* **To do**
Say how many lines of these entries include the word "content", and answer with the number alone.

* **Source information**
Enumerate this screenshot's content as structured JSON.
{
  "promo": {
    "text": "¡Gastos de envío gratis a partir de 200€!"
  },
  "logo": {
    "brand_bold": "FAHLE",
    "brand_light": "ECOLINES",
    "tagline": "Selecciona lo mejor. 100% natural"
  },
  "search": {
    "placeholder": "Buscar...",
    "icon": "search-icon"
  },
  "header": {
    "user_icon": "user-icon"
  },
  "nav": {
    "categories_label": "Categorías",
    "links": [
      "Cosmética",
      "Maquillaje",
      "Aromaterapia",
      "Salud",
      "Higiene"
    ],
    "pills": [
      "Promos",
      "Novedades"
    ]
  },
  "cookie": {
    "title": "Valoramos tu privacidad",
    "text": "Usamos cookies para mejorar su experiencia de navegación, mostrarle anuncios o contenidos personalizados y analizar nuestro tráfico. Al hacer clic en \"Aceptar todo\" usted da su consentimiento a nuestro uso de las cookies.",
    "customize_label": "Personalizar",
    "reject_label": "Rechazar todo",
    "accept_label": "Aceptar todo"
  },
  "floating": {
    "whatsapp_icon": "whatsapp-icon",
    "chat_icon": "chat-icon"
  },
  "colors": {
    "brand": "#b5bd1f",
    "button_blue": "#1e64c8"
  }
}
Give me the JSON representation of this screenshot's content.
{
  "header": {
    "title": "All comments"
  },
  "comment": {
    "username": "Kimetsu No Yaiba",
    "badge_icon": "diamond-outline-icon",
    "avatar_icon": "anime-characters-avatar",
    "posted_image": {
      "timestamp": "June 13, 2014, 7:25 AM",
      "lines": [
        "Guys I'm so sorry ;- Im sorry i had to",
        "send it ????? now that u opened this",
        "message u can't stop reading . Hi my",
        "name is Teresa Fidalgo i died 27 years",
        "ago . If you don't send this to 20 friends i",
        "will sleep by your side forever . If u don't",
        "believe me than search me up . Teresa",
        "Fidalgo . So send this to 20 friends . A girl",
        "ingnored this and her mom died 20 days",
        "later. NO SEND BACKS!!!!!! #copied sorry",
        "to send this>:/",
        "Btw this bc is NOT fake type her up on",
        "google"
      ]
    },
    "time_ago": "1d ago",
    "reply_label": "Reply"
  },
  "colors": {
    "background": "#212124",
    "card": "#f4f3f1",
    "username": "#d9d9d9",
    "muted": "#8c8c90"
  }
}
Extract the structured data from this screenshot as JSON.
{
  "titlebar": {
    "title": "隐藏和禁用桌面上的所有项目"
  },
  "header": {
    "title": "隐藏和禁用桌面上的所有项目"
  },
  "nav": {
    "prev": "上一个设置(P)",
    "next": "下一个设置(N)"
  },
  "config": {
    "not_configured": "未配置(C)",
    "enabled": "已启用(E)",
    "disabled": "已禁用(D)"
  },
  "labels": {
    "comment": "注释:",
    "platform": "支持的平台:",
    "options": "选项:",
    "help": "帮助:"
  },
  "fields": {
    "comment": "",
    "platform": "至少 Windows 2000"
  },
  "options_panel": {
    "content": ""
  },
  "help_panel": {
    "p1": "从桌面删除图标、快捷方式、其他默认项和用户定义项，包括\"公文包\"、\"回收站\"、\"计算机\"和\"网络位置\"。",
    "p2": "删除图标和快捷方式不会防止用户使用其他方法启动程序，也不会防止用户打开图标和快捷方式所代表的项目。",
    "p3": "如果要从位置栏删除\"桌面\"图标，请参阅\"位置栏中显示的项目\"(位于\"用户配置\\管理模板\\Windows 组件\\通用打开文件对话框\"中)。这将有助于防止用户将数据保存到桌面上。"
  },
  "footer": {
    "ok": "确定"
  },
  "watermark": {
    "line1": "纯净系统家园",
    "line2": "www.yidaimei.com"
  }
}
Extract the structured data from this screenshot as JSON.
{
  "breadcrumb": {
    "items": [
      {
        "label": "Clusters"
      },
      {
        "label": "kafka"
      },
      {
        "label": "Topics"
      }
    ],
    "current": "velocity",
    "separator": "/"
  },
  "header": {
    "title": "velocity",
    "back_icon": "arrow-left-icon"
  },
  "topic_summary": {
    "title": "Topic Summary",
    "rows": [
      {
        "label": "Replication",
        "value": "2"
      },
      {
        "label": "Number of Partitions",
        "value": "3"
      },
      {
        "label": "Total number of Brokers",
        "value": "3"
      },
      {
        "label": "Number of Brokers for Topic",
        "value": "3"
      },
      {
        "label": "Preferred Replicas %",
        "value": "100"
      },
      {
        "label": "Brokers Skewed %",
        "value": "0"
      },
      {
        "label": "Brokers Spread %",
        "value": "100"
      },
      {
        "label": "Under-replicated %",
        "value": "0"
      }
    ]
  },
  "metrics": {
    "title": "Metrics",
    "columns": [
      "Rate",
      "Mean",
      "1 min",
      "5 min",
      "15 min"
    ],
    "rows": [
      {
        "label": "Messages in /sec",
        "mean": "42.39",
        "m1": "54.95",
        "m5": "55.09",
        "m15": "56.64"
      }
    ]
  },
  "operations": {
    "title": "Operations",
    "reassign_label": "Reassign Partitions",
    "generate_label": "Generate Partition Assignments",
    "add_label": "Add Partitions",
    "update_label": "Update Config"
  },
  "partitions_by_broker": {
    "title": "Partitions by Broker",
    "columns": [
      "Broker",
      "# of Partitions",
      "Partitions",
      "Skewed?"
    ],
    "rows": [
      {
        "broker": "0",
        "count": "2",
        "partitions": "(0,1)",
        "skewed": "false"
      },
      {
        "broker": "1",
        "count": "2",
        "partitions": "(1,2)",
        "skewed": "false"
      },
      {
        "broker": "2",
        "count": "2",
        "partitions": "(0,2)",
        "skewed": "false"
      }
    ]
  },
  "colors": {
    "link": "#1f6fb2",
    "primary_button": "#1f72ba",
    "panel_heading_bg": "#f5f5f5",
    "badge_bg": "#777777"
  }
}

* **Exercise result**
3